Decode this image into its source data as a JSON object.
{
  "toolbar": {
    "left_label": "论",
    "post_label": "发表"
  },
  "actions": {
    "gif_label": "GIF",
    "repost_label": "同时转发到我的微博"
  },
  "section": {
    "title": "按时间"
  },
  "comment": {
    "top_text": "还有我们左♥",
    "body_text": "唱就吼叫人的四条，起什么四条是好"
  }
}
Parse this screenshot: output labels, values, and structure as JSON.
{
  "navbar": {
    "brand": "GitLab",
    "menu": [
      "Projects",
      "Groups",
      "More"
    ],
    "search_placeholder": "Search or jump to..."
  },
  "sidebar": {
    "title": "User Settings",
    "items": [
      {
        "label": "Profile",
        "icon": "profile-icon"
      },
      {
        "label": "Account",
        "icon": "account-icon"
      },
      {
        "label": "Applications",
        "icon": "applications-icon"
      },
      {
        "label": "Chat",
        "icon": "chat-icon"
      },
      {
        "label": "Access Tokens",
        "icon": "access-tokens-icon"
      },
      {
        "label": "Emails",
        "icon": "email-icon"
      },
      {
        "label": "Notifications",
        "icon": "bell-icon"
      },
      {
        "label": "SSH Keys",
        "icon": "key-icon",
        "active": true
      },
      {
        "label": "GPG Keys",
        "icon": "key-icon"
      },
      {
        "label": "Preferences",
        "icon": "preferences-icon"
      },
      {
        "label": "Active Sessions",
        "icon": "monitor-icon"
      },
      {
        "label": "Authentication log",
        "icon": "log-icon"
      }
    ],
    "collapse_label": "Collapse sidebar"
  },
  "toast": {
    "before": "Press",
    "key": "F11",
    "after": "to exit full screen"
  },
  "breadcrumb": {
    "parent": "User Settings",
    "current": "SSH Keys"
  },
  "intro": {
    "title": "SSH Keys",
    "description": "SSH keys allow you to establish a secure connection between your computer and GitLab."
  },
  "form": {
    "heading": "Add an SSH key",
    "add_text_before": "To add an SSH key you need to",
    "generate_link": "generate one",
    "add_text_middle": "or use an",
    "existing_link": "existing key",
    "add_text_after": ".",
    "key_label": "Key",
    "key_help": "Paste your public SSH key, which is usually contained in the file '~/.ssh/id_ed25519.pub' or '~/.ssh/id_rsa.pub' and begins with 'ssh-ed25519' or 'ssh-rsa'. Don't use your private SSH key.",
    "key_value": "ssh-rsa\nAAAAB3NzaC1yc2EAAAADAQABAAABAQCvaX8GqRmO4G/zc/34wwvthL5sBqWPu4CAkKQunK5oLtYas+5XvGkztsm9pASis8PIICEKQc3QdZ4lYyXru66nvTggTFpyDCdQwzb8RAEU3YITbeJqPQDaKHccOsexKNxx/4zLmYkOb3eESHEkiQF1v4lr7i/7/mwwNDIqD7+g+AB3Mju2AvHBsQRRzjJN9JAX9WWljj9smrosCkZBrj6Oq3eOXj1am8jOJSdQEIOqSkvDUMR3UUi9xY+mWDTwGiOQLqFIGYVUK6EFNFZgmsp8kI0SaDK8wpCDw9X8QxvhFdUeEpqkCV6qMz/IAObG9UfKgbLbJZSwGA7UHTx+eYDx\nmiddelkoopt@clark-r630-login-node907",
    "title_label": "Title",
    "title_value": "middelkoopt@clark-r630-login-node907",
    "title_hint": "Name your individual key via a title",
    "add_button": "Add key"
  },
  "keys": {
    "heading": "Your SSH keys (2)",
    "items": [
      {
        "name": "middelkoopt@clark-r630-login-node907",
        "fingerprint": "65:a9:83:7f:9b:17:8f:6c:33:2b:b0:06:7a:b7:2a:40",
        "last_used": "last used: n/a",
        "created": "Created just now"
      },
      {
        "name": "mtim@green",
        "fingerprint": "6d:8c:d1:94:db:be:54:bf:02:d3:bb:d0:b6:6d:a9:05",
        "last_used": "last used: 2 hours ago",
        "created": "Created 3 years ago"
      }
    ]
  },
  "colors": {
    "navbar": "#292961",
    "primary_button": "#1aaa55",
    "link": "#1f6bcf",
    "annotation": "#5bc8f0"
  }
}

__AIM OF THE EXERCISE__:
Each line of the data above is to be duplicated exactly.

__TASK SOLUTION__:
Decode this image into its source data as a JSON object.
{
  "toolbar": {
    "left_label": "论",
    "post_label": "发表"
  },
  "actions": {
    "gif_label": "GIF",
    "repost_label": "同时转发到我的微博"
  },
  "section": {
    "title": "按时间"
  },
  "comment": {
    "top_text": "还有我们左♥",
    "body_text": "唱就吼叫人的四条，起什么四条是好"
  }
}
Parse this screenshot: output labels, values, and structure as JSON.
{
  "navbar": {
    "brand": "GitLab",
    "menu": [
      "Projects",
      "Groups",
      "More"
    ],
    "search_placeholder": "Search or jump to..."
  },
  "sidebar": {
    "title": "User Settings",
    "items": [
      {
        "label": "Profile",
        "icon": "profile-icon"
      },
      {
        "label": "Account",
        "icon": "account-icon"
      },
      {
        "label": "Applications",
        "icon": "applications-icon"
      },
      {
        "label": "Chat",
        "icon": "chat-icon"
      },
      {
        "label": "Access Tokens",
        "icon": "access-tokens-icon"
      },
      {
        "label": "Emails",
        "icon": "email-icon"
      },
      {
        "label": "Notifications",
        "icon": "bell-icon"
      },
      {
        "label": "SSH Keys",
        "icon": "key-icon",
        "active": true
      },
      {
        "label": "GPG Keys",
        "icon": "key-icon"
      },
      {
        "label": "Preferences",
        "icon": "preferences-icon"
      },
      {
        "label": "Active Sessions",
        "icon": "monitor-icon"
      },
      {
        "label": "Authentication log",
        "icon": "log-icon"
      }
    ],
    "collapse_label": "Collapse sidebar"
  },
  "toast": {
    "before": "Press",
    "key": "F11",
    "after": "to exit full screen"
  },
  "breadcrumb": {
    "parent": "User Settings",
    "current": "SSH Keys"
  },
  "intro": {
    "title": "SSH Keys",
    "description": "SSH keys allow you to establish a secure connection between your computer and GitLab."
  },
  "form": {
    "heading": "Add an SSH key",
    "add_text_before": "To add an SSH key you need to",
    "generate_link": "generate one",
    "add_text_middle": "or use an",
    "existing_link": "existing key",
    "add_text_after": ".",
    "key_label": "Key",
    "key_help": "Paste your public SSH key, which is usually contained in the file '~/.ssh/id_ed25519.pub' or '~/.ssh/id_rsa.pub' and begins with 'ssh-ed25519' or 'ssh-rsa'. Don't use your private SSH key.",
    "key_value": "ssh-rsa\nAAAAB3NzaC1yc2EAAAADAQABAAABAQCvaX8GqRmO4G/zc/34wwvthL5sBqWPu4CAkKQunK5oLtYas+5XvGkztsm9pASis8PIICEKQc3QdZ4lYyXru66nvTggTFpyDCdQwzb8RAEU3YITbeJqPQDaKHccOsexKNxx/4zLmYkOb3eESHEkiQF1v4lr7i/7/mwwNDIqD7+g+AB3Mju2AvHBsQRRzjJN9JAX9WWljj9smrosCkZBrj6Oq3eOXj1am8jOJSdQEIOqSkvDUMR3UUi9xY+mWDTwGiOQLqFIGYVUK6EFNFZgmsp8kI0SaDK8wpCDw9X8QxvhFdUeEpqkCV6qMz/IAObG9UfKgbLbJZSwGA7UHTx+eYDx\nmiddelkoopt@clark-r630-login-node907",
    "title_label": "Title",
    "title_value": "middelkoopt@clark-r630-login-node907",
    "title_hint": "Name your individual key via a title",
    "add_button": "Add key"
  },
  "keys": {
    "heading": "Your SSH keys (2)",
    "items": [
      {
        "name": "middelkoopt@clark-r630-login-node907",
        "fingerprint": "65:a9:83:7f:9b:17:8f:6c:33:2b:b0:06:7a:b7:2a:40",
        "last_used": "last used: n/a",
        "created": "Created just now"
      },
      {
        "name": "mtim@green",
        "fingerprint": "6d:8c:d1:94:db:be:54:bf:02:d3:bb:d0:b6:6d:a9:05",
        "last_used": "last used: 2 hours ago",
        "created": "Created 3 years ago"
      }
    ]
  },
  "colors": {
    "navbar": "#292961",
    "primary_button": "#1aaa55",
    "link": "#1f6bcf",
    "annotation": "#5bc8f0"
  }
}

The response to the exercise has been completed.